NAGC advocates in Congress and at the U.S. Department of Education on behalf of the gifted education community to increase federal support for gifted and talented learners.  We urge our members and other gifted education supporters to assist these efforts by communicating regularly with their Members of Congress on the needs of gifted students.  

Jacob Javits Gifted & Talented Students Education Act

The Jacob Javits Gifted and Talented Students Education Act (Javits) was first passed by Congress in 1988 as part of the Elementary and Secondary Education Act and was most recently reauthorized through the Every Student Succeeds Act to support the development of talent in U.S. schools. The Javits Act, which is the only federal program dedicated specifically to gifted and talented students, does not fund local gifted education programs. 

The Administration proposed cutting Javits for fiscal year 2021 (FY21). NAGC released a statement opposing these cuts

In FY20, with the support of advocates and legislative champions in Congress, we were able to convince Congress to fund Javits.

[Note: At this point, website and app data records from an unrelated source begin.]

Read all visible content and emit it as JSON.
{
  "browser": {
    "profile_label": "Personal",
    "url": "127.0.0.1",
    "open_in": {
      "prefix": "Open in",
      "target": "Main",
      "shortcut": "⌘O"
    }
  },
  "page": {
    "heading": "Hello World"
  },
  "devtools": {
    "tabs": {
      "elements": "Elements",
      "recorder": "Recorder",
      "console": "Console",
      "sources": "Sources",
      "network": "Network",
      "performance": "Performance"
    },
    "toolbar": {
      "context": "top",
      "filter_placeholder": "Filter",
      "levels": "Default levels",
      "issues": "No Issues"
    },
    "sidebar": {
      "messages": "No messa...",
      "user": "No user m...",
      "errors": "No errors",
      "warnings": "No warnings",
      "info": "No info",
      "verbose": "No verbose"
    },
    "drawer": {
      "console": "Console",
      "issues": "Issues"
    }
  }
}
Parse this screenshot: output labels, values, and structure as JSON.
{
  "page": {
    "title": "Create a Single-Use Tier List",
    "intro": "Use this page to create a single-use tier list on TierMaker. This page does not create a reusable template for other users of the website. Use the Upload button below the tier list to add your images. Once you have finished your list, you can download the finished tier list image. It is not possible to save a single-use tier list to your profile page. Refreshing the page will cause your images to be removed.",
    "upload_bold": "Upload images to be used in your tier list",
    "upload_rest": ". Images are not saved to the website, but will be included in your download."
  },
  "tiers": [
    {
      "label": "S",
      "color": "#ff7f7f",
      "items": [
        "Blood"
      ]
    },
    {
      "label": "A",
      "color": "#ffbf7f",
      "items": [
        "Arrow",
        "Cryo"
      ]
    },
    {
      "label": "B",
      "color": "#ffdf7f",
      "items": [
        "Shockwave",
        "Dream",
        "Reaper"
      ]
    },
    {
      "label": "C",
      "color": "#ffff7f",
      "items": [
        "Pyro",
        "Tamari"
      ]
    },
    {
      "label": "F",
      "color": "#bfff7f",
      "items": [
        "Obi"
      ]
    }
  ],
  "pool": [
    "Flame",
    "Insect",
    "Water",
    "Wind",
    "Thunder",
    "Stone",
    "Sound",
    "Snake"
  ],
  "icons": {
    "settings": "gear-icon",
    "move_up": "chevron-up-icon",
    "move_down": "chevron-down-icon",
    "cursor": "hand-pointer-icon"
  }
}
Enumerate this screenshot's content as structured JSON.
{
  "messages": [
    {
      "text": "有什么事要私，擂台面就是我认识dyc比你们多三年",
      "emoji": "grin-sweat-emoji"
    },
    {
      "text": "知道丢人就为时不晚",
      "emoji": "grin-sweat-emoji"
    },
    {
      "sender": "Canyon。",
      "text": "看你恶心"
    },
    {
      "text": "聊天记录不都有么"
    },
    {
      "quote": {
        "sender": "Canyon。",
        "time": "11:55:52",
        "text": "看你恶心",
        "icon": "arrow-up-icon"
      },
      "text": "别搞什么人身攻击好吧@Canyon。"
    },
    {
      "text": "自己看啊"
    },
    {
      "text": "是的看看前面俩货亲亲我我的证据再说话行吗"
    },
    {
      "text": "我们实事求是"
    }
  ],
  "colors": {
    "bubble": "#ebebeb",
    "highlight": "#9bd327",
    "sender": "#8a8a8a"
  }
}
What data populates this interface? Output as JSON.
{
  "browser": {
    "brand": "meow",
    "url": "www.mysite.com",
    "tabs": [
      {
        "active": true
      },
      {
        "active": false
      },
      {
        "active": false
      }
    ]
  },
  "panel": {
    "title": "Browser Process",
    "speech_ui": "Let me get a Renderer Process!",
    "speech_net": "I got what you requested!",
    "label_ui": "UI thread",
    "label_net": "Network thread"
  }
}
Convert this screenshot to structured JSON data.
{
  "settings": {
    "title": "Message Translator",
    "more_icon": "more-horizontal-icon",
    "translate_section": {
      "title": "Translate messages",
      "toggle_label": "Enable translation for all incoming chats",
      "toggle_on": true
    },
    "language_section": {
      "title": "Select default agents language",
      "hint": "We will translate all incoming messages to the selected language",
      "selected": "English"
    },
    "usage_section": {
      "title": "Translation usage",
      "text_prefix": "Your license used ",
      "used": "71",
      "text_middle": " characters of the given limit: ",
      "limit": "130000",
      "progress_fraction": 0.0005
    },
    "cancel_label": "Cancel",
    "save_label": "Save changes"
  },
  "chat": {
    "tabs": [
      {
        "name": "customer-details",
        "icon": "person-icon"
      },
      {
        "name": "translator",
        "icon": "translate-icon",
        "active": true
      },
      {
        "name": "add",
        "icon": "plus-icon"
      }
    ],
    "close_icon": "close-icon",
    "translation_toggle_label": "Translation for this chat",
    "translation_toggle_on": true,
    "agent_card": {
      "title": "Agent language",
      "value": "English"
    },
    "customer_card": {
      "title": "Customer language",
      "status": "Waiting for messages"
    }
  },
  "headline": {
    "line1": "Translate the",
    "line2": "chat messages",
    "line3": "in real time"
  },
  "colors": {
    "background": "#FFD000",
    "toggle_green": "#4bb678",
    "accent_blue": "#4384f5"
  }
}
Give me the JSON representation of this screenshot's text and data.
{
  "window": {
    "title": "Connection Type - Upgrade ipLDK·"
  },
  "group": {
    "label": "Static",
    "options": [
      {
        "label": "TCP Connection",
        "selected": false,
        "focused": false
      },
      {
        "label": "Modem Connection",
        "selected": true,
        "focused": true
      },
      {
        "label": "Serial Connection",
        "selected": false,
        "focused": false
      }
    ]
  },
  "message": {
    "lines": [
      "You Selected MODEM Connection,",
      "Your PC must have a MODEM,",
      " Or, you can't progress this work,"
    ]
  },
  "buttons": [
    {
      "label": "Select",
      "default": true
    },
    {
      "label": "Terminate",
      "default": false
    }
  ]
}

Congress voted to provide the Javits program $13 million in FY20. This is a $1 million increase compared to 2019.

Please be sure to call the U.S. Capitol Switchboard at 202-224-3121 to express your support for gifted education and the Javits program.  The Capitol Switchboard will be able to connect you with your two Senators and one Representative. 


ESEA Reauthorization - Gifted Students Now Part of Federal K-12 Law

Thanks to the leadership of our Congressional gifted education supporters and the longtime advocacy of members and state groups, the needs of gifted and talented students have been included in key sections of the Elementary and Secondary Education Act (ESEA). President Obama signed the Every Student Succeeds Act (ESSA) into law in December 2015.  The new gifted student provisions were taken from the TALENT Act, which has been an advocacy priority for several years. 

The Elementary and Secondary Education Act (ESEA; formerly called “No Child Left Behind”) is the primary umbrella K-12 federal education law (note that the Individuals with Disabilities Act (IDEA) is the other key federal K-12 law).  ESEA includes programs large and small including the Title I poverty-related programs, Title II in-service teacher education provisions, and the Javits Gifted & Talented Students Education Act. The law dates back to 1965.

Read more about the gifted education provisions in the Every Student Succeeds Act.

Read more information about the TALENT Act. 

U.S. Department of Education

NAGC responds to requests for comment from the U.S. Department of Education on grant programs and other initiatives on which the Department seeks public input.   Much of our federal education policy is shaped by the Department through its discretionary authority.  The requests for comments are published in the Federal Register.  Most recently, NAGC sent a letter to the Secretary regarding her Proposed Supplemental Priorities and Definitions for Discretionary Grant Programs as published in the Federal Register on Thursday, October 12, 2017.

Continuing Communication

In order to increase support in Washington for gifted and talented students, advocates must do more during the year to keep Members of Congress apprised of the need for, and value of gifted education programs and services to students and the nation. Not only does Congress need to hear your stories, they also need to understand that the availability of services for gifted students varies widely between and within states, which in turn leads to huge gaps in how far our brightest students can go. In addition to sending emails, consider making in-person visits to your Members of Congress in their offices in the home state. 

Leadership from the federal government could make a difference to ensuring that high-ability students from every background receive the services they need to reach their full potential.  Check out the tools in this section of the website to help you make the case for gifted education and consider joining the Legislative Action Network.

Visit the websites for the House of Representatives and the U.S. Senate for email addresses and other contact information.